Turning a Dream into Reality

Turning a Dream into Reality

The Technion inaugurates the “Mehoudar Center for Inventors” – a center for creative and engineering design dedicated to Raphael Mehoudar

A model of Mehoudar Center for Inventors at the Technion
Mehoudar’s children, Yael and Eyal, at the inauguration ceremony

The Technion – Israel Institute of Technology inaugurates the Mehoudar Center for Inventors – a center for creative and engineering design. The center will encourage inventors from all over the country, school children, university students, and faculty members to dream and imagine. Most importantly, the center will provide them with the necessary engineering tools for building and testing prototypes – with the assistance of a highly skilled technical team and the resources to plan and execute. The Mehoudar Center for Inventors will also be home for cross-faculty collaborations – for example, the development of multidisciplinary final projects.
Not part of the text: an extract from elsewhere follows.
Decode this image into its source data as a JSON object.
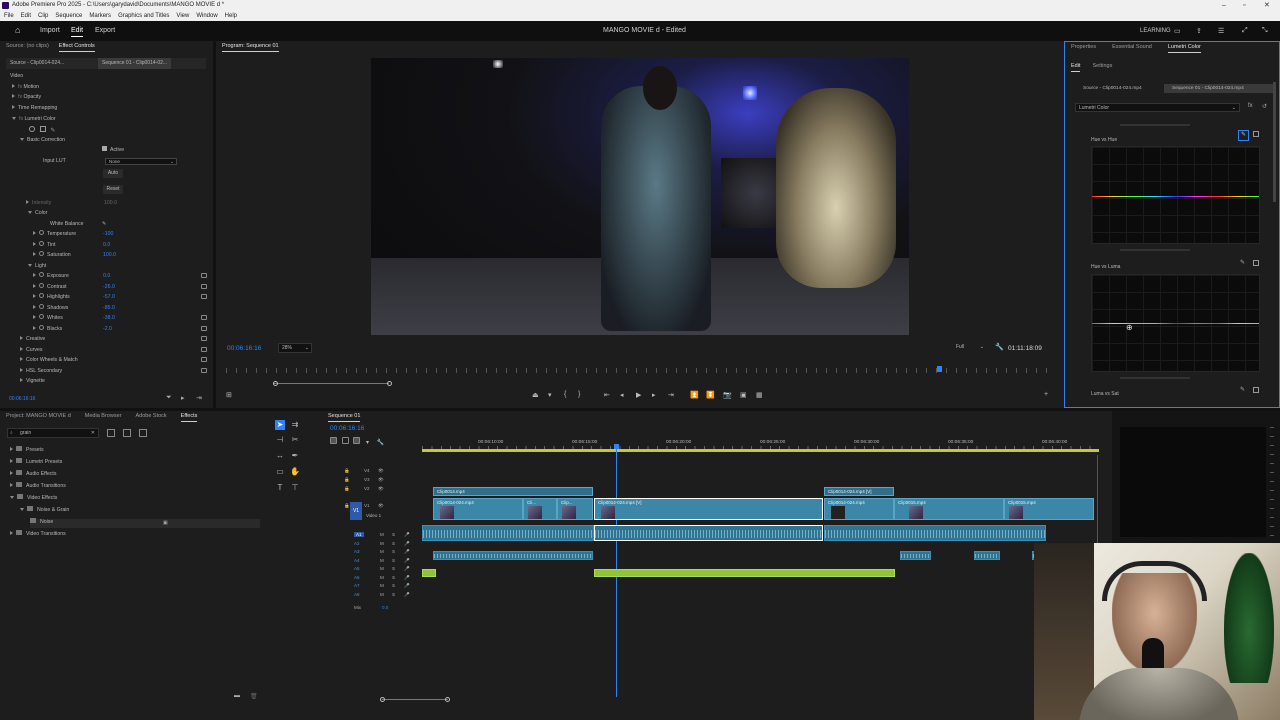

Raphael (Rafi) Mehoudar

The center is named in honor of Technion graduate Raphael (Rafi) Mehoudar, graduate of the Faculty of Mechanical Engineering at the Technion (1966) and the recipient of an Honorary Doctorate from the Technion (2014). On Israel’s 67th Independence Day (2015), Mehoudar was given the honor of lighting one of the torches in acknowledgement of his contribution as “a successful, world-renowned engineer and entrepreneur who developed the drip irrigation technology that became an international success.”

Technion President Professor Uri Sivan stated that “The Mehoudar Center for Inventors offers a new and innovative approach to the challenge of maintaining and fostering the spirit of ingenuity in our students, faculty, high school students, and anybody interested in building and testing a prototype. The center will allow its users to transform their creative ideas and innovations into models and prototypes using its advanced new facilities, as well as experienced mentors. A hands-on approach will provide them with access to a productive space to explore and test their ideas and research before taking them to scale. We are confident that this approach will greatly inspire current and future creators to turn their inventions into practical technologies and follow the example set by Rafi and others.”

Prof. Peretz Lavie, Chairman of the Israel Friends of the Technion and former Technion president, noted that ” Raphael (Rafi) Mehoudar will be remembered in history as the person who has made one of the most important contributions to modern agriculture and by that has changed the life of millions around the world. Mehoudar’s drip technology enables farmers to achieve greater yield of quality crops with reduced use of water, soil and fertilizer resources, and with little impact on the environment. Millions of farmers currently use these systems in more than 110 countries around the world.”

Prof. Ezri Tarazi, Head of t-hub – the Technion Center for Entrepreneurship and Innovation, said that “Hundreds of millions of people around the world owe Rafi Mehoudar the very food that is laid out on their table every day. The global climate crisis and the desertification process affecting large parts of the planet only reinforce the vital need for Mehoudar inventions, for the purposes of sustainability and survival.”

At the age of 20, while still at the Technion, Raphael Mehoudar developed the dual flush toilet mechanism, currently in-use in almost every home in Israel. At the same time, he developed a unique sprinkler for watering square areas – as opposed to the standard 360° sprinkler. The Standards Institution of Israel was very enthusiastic about the young inventor and, after his release from the IDF, they recruited him for a part-time job within the institute. ‘Netafim’, which heard about the pressure regulator that he had developed, contacted him, and the rest is history: Mehoudar went on to invent and develop the drip irrigation technologies that changed the world of agriculture, and today he has about 400 patents registered to his name.

The new center will cover an area of about 1,000 square meters on the lower floor of Danziger Laboratories, which was built in 1966 and is located next to the Faculty of Mechanical Engineering.